The leaves have been compressed and fossils such as these are also called compressions, in contrast to impressions – fossils where the original material is gone, but the imprint remains on the rock surface. Incredibly, leaf compressions can be removed in one piece from the rocks using special laboratory techniques involving strong acids. When the fossil leaves have been removed from the rocks, they can be examined in detail under the microscope. The preservation allows the study and analysis of cellular details on leaf surfaces, which can provide information about the environmental conditions in which the forest grew – such as CO2 concentration.
The amazing preservation of the rich Clarkia Flora has allowed the identification of many species, most of which are now extinct, but belong to groups that are familiar to most people. These include pines, sequoias and other conifers, magnolias, maples, cypresses, cedars, willows, hazels, laurels, poplars, oaks, beeches, alders and birches, as well as members of the bean family, vines, ferns, horsetails and mosses.
A window into a warmer past
When palaeobotanists analysed the Clarkia Flora, it became evident that the taxonomic composition of the ancient forest is most similar to that of modern forests found in eastern Asia and the south-eastern USA – that is, forests that grow in a considerably warmer climate (subtropical) than exists in central Idaho today. The modern vegetation in the Clarkia area is now dominated by conifers, some of which (the characteristic Ponderosa Pine) are drought tolerant. Idaho climate today is temperate and influenced by continental extremes, including summer droughts. In contrast, the Clarkia fossil flora – together with Clarkia insect and fish fossil fauna – indicates a warm and humid climate, with less seasonal extremes.
These findings constitute another piece of the geological and palaeontological puzzle indicating that Miocene global climate was considerably warmer than that of today – in particular during the so-called Mid Miocene Climatic Optimum (MMCO), a period of particularly warm climate 18 to 14 million years ago.
One of the still unanswered questions about the MMCO is which factors exactly caused this global warming. Likely, atmospheric CO2 concentration rose, driving the warming due to greenhouse forcing, just like our modern concerns about manmade CO2 increase and climate, but it is not known by how much. The specimens collected during the August 2017 fieldwork will help shed light on this question by using cellular-level features on the fossil leaves to estimate MMCO CO2.

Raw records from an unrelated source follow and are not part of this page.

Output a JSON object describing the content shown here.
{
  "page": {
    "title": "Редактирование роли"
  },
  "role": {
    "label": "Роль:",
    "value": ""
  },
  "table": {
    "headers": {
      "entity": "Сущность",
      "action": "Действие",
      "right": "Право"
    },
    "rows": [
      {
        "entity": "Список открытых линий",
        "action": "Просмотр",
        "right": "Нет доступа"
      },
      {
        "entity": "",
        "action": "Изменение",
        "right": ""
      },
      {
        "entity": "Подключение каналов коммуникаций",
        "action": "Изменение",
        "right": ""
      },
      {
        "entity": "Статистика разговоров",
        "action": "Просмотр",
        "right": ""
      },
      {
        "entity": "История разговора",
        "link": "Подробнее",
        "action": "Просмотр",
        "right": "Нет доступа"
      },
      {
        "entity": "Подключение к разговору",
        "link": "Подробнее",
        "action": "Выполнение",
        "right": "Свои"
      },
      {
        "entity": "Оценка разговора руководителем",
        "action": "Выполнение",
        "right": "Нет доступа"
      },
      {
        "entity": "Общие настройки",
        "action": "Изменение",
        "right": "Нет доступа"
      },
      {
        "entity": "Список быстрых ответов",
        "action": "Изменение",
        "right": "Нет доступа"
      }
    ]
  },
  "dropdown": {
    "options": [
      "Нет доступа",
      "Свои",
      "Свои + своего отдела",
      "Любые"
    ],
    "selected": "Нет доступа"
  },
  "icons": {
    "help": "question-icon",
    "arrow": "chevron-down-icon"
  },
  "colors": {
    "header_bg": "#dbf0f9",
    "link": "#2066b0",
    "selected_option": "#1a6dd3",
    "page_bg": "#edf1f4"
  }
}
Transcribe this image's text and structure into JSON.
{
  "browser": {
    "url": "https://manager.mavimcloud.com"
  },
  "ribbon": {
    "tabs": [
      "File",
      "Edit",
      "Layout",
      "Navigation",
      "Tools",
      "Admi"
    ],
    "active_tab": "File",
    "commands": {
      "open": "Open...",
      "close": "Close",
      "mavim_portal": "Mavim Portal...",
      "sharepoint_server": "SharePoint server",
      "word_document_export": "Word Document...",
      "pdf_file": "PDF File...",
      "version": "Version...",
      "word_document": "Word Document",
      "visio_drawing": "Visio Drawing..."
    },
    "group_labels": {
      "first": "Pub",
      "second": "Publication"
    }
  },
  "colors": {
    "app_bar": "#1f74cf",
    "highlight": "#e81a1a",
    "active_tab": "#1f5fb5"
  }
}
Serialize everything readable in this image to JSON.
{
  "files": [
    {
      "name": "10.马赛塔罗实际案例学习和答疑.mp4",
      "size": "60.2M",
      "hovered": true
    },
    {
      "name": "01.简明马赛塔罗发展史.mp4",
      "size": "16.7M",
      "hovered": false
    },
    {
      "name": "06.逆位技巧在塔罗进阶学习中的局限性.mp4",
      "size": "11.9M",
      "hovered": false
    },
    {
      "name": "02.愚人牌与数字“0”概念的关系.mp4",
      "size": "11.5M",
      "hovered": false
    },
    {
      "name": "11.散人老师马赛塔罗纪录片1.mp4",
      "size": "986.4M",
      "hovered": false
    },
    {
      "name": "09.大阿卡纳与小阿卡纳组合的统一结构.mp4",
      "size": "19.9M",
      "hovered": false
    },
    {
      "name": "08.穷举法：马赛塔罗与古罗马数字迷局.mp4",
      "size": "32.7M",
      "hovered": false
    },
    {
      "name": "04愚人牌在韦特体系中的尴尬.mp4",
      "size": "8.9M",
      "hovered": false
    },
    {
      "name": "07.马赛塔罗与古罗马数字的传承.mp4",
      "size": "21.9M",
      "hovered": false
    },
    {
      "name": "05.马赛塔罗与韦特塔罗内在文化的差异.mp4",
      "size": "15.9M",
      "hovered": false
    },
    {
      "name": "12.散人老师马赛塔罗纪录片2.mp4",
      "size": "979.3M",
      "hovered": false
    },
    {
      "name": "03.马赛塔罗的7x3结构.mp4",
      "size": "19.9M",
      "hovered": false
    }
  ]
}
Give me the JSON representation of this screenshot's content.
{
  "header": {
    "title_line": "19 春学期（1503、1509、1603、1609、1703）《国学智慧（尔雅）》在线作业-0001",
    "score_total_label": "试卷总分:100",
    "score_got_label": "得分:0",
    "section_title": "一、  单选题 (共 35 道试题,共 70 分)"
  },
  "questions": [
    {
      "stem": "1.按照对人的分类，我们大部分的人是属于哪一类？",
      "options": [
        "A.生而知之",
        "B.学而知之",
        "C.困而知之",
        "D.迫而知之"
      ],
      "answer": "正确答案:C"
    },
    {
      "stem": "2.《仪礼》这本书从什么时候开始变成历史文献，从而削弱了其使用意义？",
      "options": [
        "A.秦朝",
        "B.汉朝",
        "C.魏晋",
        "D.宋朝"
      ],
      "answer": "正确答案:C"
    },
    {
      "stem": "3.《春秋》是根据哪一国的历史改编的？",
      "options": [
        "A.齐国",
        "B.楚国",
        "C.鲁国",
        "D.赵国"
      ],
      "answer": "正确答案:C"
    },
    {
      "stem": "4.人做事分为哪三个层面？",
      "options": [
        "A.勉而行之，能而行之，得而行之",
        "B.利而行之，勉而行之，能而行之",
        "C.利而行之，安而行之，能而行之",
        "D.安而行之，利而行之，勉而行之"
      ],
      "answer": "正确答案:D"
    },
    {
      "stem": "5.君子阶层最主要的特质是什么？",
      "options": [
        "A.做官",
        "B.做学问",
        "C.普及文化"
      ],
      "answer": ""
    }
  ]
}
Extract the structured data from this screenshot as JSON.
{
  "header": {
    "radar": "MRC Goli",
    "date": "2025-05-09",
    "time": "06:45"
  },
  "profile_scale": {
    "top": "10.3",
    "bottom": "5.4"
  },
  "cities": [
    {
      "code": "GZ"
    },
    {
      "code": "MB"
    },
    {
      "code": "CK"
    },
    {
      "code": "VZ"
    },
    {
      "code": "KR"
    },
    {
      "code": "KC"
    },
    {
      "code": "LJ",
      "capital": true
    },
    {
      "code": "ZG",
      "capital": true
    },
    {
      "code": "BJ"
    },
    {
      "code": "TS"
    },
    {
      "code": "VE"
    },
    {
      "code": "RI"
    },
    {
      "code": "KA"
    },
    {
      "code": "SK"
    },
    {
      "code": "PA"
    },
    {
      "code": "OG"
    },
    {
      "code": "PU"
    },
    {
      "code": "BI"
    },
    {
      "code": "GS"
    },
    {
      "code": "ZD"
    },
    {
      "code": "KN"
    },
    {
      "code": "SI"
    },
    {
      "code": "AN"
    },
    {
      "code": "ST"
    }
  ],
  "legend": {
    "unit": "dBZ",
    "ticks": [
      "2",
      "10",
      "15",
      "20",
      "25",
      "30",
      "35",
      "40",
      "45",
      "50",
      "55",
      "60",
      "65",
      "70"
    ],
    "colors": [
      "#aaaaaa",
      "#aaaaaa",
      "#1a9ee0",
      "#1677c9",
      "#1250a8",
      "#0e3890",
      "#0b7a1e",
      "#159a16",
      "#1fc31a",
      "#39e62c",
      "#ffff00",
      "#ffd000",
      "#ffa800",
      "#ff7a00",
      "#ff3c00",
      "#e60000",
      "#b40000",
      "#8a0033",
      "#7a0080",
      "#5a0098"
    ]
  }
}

Understanding how the climate has varied in the past, and the consequences of these variations for climate patterns locally and globally, allows us to predict how future climate change may take shape. That is, application of this and other modern palaeontological methods to the incredible Clarkia Flora promises exceptional new insights into ancient (and future?) greenhouse worlds.
The authors sincerely thank Bill Rember for hosting us, sharing his immense knowledge of the Clarkia Flora and facilitating the collection of fossils, as well as Professor Paul Pearson of Cardiff University in the UK, for invaluable help in the field. The Swedish Research Council starting grant to MS (VR NT-7 2016 04905) is acknowledged and the Bolin Centre for Climate Research, Stockholm University in Sweden is gratefully acknowledged for its generous support of the fieldwork.